I just finished my first reading of Seth Godin's new free eBook, Stop Stealing Dreams. After my first reading, I decided to read it again, take more notes, and highlight more passages.
Here are a few of my thoughts after my initial reading.
- Students are probably NOT dreaming about how school helps them prepare for the future when they are not in school. These dreams are more likely to occur in classes that either put students to sleep or are so unclear about their relevance that students begin daydreaming.
- Dreams become reality when we take action to make them come true. This is applicable to teachers, schools, students, and parents. Anyone can act on their dreams (it isn't dependent on someone else).
- Many teachers want to provide what students need, but when teacher education hasn't caught up to those needs, teaches are left to make their best guess which, if not effective, can give the appearance of helplessness.
- Some schools do content, facts, and tests well. Some schools do problem based, experiential learning well. Most rare are the schools that do both well.
- The answer may not be to change the system completely. It may be to add an additional system that balances and compliments the other for schools that cannot do both well enough. Maybe a Bicameral System of Education - one "house" based on content, facts, and testing, the other "house" set up for problem based, experiential, social learning (I am currently working on a post with more details about this idea).
- If the current system was set up to feed the economy and produce obedient factory workers for the industrial age, is it hypocritical to suggest we change the system to feed the "new" post-industrial age economy? I guess I'm asking if it is any better to want schools to develop students with the necessary skills to fuel the current economy than it is to criticize them for doing basically the same thing for the "older" economy? I'm just asking...

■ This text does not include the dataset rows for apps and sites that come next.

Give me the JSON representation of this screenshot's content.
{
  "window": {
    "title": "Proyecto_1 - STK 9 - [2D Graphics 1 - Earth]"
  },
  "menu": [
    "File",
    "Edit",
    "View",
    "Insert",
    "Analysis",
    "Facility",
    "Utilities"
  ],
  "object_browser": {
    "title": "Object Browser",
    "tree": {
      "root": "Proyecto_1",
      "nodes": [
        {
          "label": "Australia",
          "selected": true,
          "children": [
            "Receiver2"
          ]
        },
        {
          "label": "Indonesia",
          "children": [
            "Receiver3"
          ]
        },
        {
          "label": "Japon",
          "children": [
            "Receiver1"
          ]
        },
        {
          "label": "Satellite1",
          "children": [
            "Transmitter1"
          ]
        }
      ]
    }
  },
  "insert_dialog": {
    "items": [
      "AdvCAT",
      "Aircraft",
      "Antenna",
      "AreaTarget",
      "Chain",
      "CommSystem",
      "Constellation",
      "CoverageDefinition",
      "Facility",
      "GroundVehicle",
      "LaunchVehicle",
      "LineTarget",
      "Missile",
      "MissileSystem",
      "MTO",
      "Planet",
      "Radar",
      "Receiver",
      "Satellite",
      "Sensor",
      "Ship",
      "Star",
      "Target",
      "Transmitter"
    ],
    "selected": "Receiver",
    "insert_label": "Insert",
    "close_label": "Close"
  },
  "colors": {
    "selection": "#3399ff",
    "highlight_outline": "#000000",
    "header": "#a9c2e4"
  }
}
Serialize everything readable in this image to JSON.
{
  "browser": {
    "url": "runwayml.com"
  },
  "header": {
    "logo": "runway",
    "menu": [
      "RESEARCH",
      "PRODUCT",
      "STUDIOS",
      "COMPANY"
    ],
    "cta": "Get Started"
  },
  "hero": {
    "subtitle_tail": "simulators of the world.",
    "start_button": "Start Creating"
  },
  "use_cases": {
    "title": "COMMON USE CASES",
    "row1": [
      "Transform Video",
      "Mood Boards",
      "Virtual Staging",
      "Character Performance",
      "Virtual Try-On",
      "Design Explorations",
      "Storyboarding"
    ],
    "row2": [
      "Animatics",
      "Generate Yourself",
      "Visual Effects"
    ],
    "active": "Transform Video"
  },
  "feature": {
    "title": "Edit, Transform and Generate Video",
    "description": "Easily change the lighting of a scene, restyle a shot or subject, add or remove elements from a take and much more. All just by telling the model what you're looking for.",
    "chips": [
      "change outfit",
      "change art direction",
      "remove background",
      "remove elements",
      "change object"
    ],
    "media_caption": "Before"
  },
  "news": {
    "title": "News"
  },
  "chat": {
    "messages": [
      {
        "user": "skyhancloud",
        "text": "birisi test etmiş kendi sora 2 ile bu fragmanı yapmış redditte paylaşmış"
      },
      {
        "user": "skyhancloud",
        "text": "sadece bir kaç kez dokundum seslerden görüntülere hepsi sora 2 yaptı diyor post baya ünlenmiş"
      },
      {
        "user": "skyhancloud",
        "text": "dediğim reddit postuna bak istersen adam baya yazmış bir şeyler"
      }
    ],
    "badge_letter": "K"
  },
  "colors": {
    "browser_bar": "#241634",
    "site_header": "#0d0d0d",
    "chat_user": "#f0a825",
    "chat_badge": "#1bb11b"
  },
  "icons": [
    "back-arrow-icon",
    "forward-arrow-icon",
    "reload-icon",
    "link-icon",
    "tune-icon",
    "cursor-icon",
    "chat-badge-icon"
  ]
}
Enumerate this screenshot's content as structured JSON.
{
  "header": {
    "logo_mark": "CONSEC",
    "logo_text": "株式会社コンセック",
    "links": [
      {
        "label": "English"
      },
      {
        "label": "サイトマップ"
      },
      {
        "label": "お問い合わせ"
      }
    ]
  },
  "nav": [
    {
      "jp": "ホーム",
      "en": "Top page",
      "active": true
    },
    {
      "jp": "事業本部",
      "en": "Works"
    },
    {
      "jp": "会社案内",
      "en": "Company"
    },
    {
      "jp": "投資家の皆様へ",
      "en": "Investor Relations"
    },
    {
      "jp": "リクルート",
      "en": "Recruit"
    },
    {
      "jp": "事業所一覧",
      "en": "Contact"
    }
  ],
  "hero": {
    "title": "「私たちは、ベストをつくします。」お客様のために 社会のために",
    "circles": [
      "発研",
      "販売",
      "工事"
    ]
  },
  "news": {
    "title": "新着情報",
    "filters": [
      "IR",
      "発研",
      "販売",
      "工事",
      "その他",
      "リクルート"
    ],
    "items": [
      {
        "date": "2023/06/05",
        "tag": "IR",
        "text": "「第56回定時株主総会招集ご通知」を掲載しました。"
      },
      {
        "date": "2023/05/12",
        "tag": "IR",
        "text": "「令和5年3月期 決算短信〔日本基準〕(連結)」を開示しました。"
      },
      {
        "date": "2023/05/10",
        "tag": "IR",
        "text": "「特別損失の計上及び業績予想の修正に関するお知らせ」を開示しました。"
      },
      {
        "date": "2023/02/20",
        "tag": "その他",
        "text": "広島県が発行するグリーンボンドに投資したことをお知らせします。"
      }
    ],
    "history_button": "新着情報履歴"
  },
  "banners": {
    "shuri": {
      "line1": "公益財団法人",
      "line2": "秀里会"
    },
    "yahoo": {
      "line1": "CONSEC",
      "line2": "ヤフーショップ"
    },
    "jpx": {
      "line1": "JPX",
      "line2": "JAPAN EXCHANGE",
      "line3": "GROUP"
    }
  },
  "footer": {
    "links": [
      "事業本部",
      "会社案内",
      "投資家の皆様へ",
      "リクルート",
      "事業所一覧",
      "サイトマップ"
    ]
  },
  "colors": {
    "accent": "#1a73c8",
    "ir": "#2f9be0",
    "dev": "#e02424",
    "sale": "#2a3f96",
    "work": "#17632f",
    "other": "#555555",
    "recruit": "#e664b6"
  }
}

I have been a big follower of Seth's work for some time. I applaud his new work as a bold statement about the state of the education system in the US. As with everything from Seth that I have read, Stop Stealing Dreams, at a few points, made me a little uncomfortable. That is one of the most important reasons why I read Seth's work and recommend this, and all his books, to others.
Remember, stealing dreams is impossible when students can't dream in your class because they are too busy doing relevant and meaningful work that prepares them for THEIR future (not our past).
Everything else induces sleep, which is when the dreaming begins - not a good strategy for effective teaching, unless your goal is to steal dreams.